Valkyria Revolution is a new take on a beloved series, bringing back past games’ many tropes while introducing an action-focused, revamped battle system. I’m all for trying new things, but this is a misstep for the popular strategy franchise. While the new battle system is a bit of a miss, Revolution saves face by getting a bunch of other things right. That’s not a great place to start, but there is at least some merit found within.
Before delving into the battle system, let’s have a look at Revolution‘s story. With a 20-25 hour campaign, it’s an incredibly important ingredient to the overall package. Like Revolution itself, it’s average; another case of being adequate, not stellar. It’s a pretty standard story — a group of underdogs take on the world for a good cause — and while it has its moments, it’s hard to really get sucked in. Part of the problem is the cliché bad guys that slowly but surely increase in both capacity for evil and general douchebaggery. It’s all a little too one sided; a narrative is only as strong as its big bad and there isn’t anything new to see here.
There is a respectable and interesting cast of characters, with many of them playable. It’s hard not to compare Revolution to previous titles like the somewhat recently remastered Valkyria Chronicles. The earlier title has a narrative presented in an interesting way, introducing the impact the characters have had on the world five generations later — you know, like the old lady at the start of Titanic — but the legend is more exciting that the reality.

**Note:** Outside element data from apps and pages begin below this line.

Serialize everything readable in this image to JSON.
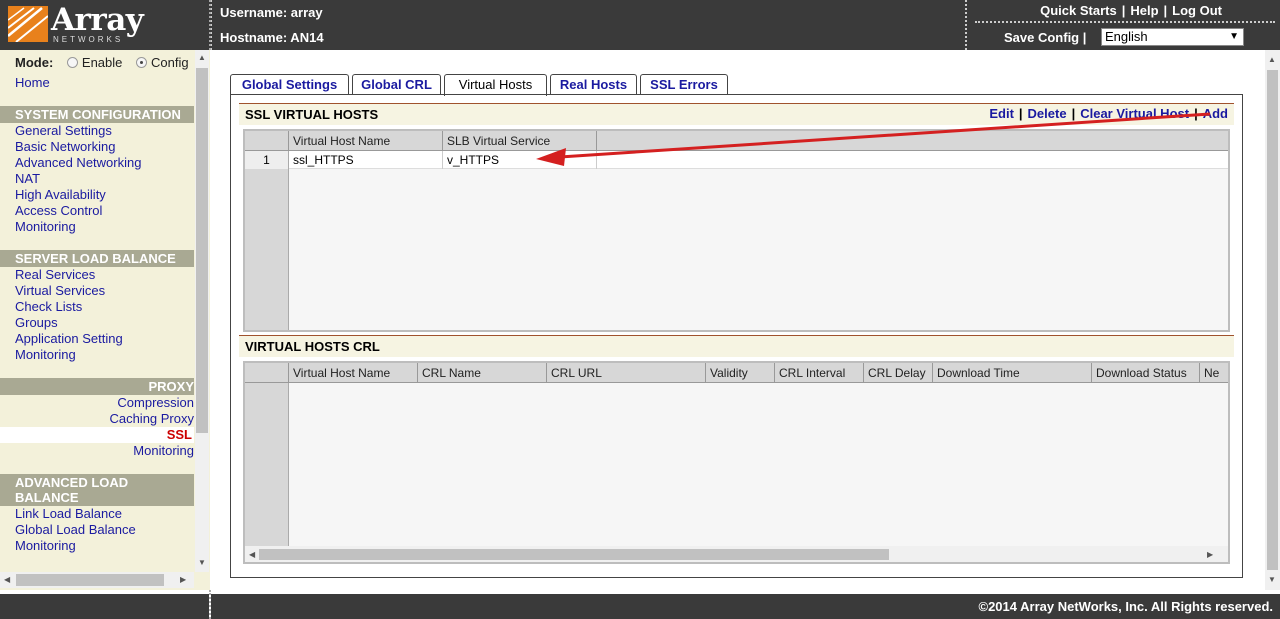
{
  "header": {
    "logo_text": "Array",
    "logo_sub": "NETWORKS",
    "username_label": "Username: array",
    "hostname_label": "Hostname: AN14",
    "links": [
      "Quick Starts",
      "Help",
      "Log Out"
    ],
    "save_config": "Save Config",
    "language": "English"
  },
  "sidebar": {
    "mode_label": "Mode:",
    "mode_enable": "Enable",
    "mode_config": "Config",
    "home": "Home",
    "sections": {
      "system": {
        "title": "SYSTEM CONFIGURATION",
        "items": [
          "General Settings",
          "Basic Networking",
          "Advanced Networking",
          "NAT",
          "High Availability",
          "Access Control",
          "Monitoring"
        ]
      },
      "slb": {
        "title": "SERVER LOAD BALANCE",
        "items": [
          "Real Services",
          "Virtual Services",
          "Check Lists",
          "Groups",
          "Application Setting",
          "Monitoring"
        ]
      },
      "proxy": {
        "title": "PROXY",
        "items": [
          "Compression",
          "Caching Proxy",
          "SSL",
          "Monitoring"
        ]
      },
      "alb": {
        "title_line1": "ADVANCED LOAD",
        "title_line2": "BALANCE",
        "items": [
          "Link Load Balance",
          "Global Load Balance",
          "Monitoring"
        ]
      }
    }
  },
  "tabs": [
    {
      "label": "Global Settings",
      "active": false
    },
    {
      "label": "Global CRL",
      "active": false
    },
    {
      "label": "Virtual Hosts",
      "active": true
    },
    {
      "label": "Real Hosts",
      "active": false
    },
    {
      "label": "SSL Errors",
      "active": false
    }
  ],
  "ssl_virtual_hosts": {
    "title": "SSL VIRTUAL HOSTS",
    "actions": [
      "Edit",
      "Delete",
      "Clear Virtual Host",
      "Add"
    ],
    "columns": [
      "Virtual Host Name",
      "SLB Virtual Service"
    ],
    "rows": [
      {
        "num": "1",
        "name": "ssl_HTTPS",
        "service": "v_HTTPS"
      }
    ]
  },
  "virtual_hosts_crl": {
    "title": "VIRTUAL HOSTS CRL",
    "columns": [
      "Virtual Host Name",
      "CRL Name",
      "CRL URL",
      "Validity",
      "CRL Interval",
      "CRL Delay",
      "Download Time",
      "Download Status",
      "Ne"
    ]
  },
  "footer": {
    "copyright": "©2014 Array NetWorks, Inc. All Rights reserved."
  },
  "colors": {
    "header_bg": "#3a3a3a",
    "sidebar_bg": "#f3f1da",
    "section_bg": "#a9a993",
    "link": "#1a1aa0",
    "active_nav": "#cc0000",
    "annotation_arrow": "#d42020",
    "logo_accent": "#e8811c"
  }
}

Both the music and the environments are breathtaking; together, they are easily my favourite part of Valkyria Revolution. The music can go from hectic and chaotic in battle to sombre and stoic when the story calls for it. The overall theme — sort of a steampunk renaissance — is fantastic and both the character designs and the environments are continually cool and interesting.
Design-wise, Revolution can’t be faulted in its visuals.. but that said, it isn’t a technical marvel. It doesn’t look bad — in fact, it focuses on a stylised storybook theme that lets it get away with some underwhelming visuals — but even then, it looks like a cross-gen game from several years ago. I’d surmise this is due to its release on the PS Vita. I can only assume it looks really nice on the Vita’s small screen, but on PS4 it’s dated right out of the gate.
Now, the elephant in the room: that battle system. I completely understand the goal of introducing something new to the franchise, but focusing on action just doesn’t give the same impact as in past titles. It’s a shame; I was really looking forward to a new take on the series, but one for change’s sake isn’t the right way to go about things. The intent is obviously to make the fighting feel more intense and fast paced, but melee attacks and a general active feel just don’t work in a tactical RPG. It feels tacked on like some kind of bonus mode rather than the idea behind revitalising the franchise.
There is still an option for pausing combat and being more strategic but Revolution feels much more geared toward the more active-style battle. Active battle may not feel quite right but stopping combat constantly after having the option feels incredibly slow and less efficient. Sure you have more control but it make the game stop and start and stutter to much.
At the end of the day I have to say that you should really only investigate Valkyria Revolution if you’re a big fan of the series and want to have a deeper look into the lore. If you’re on the fence, either skip it or play Valkyria Chronicles. It’s a far better, well-rounded game that doesn’t try and reinvent the wheel unnecessarily. Revolution isn’t a sequel — it’s a spin off; they all can’t be Frasier, and this one is definitely a Joey.
Valkyria Revolution was reviewed using a promotional code on PS4, as provided by the publisher. Click here to learn more about Stevivor’s scoring scale.